**Your objective:**
Repeat the entries that appear below, exactly as they are given.

**Dataset records:**
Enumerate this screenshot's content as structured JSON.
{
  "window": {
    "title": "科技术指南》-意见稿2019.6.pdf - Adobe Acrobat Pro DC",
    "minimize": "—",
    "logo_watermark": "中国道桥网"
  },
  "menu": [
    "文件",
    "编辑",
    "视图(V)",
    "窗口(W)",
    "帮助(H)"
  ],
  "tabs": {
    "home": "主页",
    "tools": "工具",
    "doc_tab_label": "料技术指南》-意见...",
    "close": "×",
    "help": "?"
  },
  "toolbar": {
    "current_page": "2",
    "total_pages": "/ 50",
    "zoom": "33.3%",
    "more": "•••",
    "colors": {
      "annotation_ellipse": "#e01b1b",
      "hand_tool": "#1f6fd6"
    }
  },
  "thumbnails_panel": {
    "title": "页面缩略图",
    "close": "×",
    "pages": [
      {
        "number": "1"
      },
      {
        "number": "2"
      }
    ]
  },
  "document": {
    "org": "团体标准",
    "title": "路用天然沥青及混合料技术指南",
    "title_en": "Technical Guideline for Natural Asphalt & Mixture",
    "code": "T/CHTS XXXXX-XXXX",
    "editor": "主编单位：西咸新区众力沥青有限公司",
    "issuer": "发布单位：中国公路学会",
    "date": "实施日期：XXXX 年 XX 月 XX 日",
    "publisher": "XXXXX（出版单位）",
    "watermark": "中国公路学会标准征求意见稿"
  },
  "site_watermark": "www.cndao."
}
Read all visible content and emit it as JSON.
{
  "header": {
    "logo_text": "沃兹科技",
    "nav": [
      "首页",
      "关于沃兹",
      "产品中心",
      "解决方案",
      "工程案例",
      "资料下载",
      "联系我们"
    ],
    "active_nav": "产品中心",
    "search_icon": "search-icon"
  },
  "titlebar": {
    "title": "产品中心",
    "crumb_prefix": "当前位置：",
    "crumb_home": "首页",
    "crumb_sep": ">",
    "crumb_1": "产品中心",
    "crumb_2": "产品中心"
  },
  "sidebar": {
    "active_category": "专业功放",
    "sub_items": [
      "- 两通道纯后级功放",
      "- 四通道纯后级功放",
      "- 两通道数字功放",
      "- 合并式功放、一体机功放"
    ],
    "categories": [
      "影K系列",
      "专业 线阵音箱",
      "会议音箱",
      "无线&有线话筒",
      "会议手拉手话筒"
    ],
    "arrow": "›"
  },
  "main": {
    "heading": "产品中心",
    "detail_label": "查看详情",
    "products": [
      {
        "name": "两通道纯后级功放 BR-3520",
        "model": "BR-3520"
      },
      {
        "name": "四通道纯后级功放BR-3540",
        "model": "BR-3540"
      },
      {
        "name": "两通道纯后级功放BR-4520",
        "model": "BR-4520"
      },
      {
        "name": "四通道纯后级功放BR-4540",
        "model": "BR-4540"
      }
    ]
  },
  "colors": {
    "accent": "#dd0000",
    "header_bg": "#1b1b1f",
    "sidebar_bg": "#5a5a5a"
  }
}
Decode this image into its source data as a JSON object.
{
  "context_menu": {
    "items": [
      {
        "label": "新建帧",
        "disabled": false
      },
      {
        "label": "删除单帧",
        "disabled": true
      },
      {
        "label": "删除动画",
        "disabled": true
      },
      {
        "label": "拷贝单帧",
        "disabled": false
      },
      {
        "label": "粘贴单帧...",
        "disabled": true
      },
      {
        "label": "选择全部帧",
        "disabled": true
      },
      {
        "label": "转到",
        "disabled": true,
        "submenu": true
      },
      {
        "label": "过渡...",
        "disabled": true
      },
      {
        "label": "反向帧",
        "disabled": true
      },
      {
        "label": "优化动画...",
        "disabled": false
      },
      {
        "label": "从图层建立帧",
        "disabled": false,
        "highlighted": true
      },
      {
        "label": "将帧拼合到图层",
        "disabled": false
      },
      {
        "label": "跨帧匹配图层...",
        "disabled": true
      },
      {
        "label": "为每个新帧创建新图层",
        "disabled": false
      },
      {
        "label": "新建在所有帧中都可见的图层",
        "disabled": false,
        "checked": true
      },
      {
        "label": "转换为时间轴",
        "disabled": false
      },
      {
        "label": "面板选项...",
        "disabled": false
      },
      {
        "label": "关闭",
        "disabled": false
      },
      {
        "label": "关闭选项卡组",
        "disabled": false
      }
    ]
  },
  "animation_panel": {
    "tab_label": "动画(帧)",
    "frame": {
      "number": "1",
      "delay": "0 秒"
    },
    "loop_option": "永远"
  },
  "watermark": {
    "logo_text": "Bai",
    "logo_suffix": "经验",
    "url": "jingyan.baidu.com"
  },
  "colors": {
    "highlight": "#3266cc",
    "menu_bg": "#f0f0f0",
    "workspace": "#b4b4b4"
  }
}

**Finished task:**
Enumerate this screenshot's content as structured JSON.
{
  "window": {
    "title": "科技术指南》-意见稿2019.6.pdf - Adobe Acrobat Pro DC",
    "minimize": "—",
    "logo_watermark": "中国道桥网"
  },
  "menu": [
    "文件",
    "编辑",
    "视图(V)",
    "窗口(W)",
    "帮助(H)"
  ],
  "tabs": {
    "home": "主页",
    "tools": "工具",
    "doc_tab_label": "料技术指南》-意见...",
    "close": "×",
    "help": "?"
  },
  "toolbar": {
    "current_page": "2",
    "total_pages": "/ 50",
    "zoom": "33.3%",
    "more": "•••",
    "colors": {
      "annotation_ellipse": "#e01b1b",
      "hand_tool": "#1f6fd6"
    }
  },
  "thumbnails_panel": {
    "title": "页面缩略图",
    "close": "×",
    "pages": [
      {
        "number": "1"
      },
      {
        "number": "2"
      }
    ]
  },
  "document": {
    "org": "团体标准",
    "title": "路用天然沥青及混合料技术指南",
    "title_en": "Technical Guideline for Natural Asphalt & Mixture",
    "code": "T/CHTS XXXXX-XXXX",
    "editor": "主编单位：西咸新区众力沥青有限公司",
    "issuer": "发布单位：中国公路学会",
    "date": "实施日期：XXXX 年 XX 月 XX 日",
    "publisher": "XXXXX（出版单位）",
    "watermark": "中国公路学会标准征求意见稿"
  },
  "site_watermark": "www.cndao."
}
Read all visible content and emit it as JSON.
{
  "header": {
    "logo_text": "沃兹科技",
    "nav": [
      "首页",
      "关于沃兹",
      "产品中心",
      "解决方案",
      "工程案例",
      "资料下载",
      "联系我们"
    ],
    "active_nav": "产品中心",
    "search_icon": "search-icon"
  },
  "titlebar": {
    "title": "产品中心",
    "crumb_prefix": "当前位置：",
    "crumb_home": "首页",
    "crumb_sep": ">",
    "crumb_1": "产品中心",
    "crumb_2": "产品中心"
  },
  "sidebar": {
    "active_category": "专业功放",
    "sub_items": [
      "- 两通道纯后级功放",
      "- 四通道纯后级功放",
      "- 两通道数字功放",
      "- 合并式功放、一体机功放"
    ],
    "categories": [
      "影K系列",
      "专业 线阵音箱",
      "会议音箱",
      "无线&有线话筒",
      "会议手拉手话筒"
    ],
    "arrow": "›"
  },
  "main": {
    "heading": "产品中心",
    "detail_label": "查看详情",
    "products": [
      {
        "name": "两通道纯后级功放 BR-3520",
        "model": "BR-3520"
      },
      {
        "name": "四通道纯后级功放BR-3540",
        "model": "BR-3540"
      },
      {
        "name": "两通道纯后级功放BR-4520",
        "model": "BR-4520"
      },
      {
        "name": "四通道纯后级功放BR-4540",
        "model": "BR-4540"
      }
    ]
  },
  "colors": {
    "accent": "#dd0000",
    "header_bg": "#1b1b1f",
    "sidebar_bg": "#5a5a5a"
  }
}
Decode this image into its source data as a JSON object.
{
  "context_menu": {
    "items": [
      {
        "label": "新建帧",
        "disabled": false
      },
      {
        "label": "删除单帧",
        "disabled": true
      },
      {
        "label": "删除动画",
        "disabled": true
      },
      {
        "label": "拷贝单帧",
        "disabled": false
      },
      {
        "label": "粘贴单帧...",
        "disabled": true
      },
      {
        "label": "选择全部帧",
        "disabled": true
      },
      {
        "label": "转到",
        "disabled": true,
        "submenu": true
      },
      {
        "label": "过渡...",
        "disabled": true
      },
      {
        "label": "反向帧",
        "disabled": true
      },
      {
        "label": "优化动画...",
        "disabled": false
      },
      {
        "label": "从图层建立帧",
        "disabled": false,
        "highlighted": true
      },
      {
        "label": "将帧拼合到图层",
        "disabled": false
      },
      {
        "label": "跨帧匹配图层...",
        "disabled": true
      },
      {
        "label": "为每个新帧创建新图层",
        "disabled": false
      },
      {
        "label": "新建在所有帧中都可见的图层",
        "disabled": false,
        "checked": true
      },
      {
        "label": "转换为时间轴",
        "disabled": false
      },
      {
        "label": "面板选项...",
        "disabled": false
      },
      {
        "label": "关闭",
        "disabled": false
      },
      {
        "label": "关闭选项卡组",
        "disabled": false
      }
    ]
  },
  "animation_panel": {
    "tab_label": "动画(帧)",
    "frame": {
      "number": "1",
      "delay": "0 秒"
    },
    "loop_option": "永远"
  },
  "watermark": {
    "logo_text": "Bai",
    "logo_suffix": "经验",
    "url": "jingyan.baidu.com"
  },
  "colors": {
    "highlight": "#3266cc",
    "menu_bg": "#f0f0f0",
    "workspace": "#b4b4b4"
  }
}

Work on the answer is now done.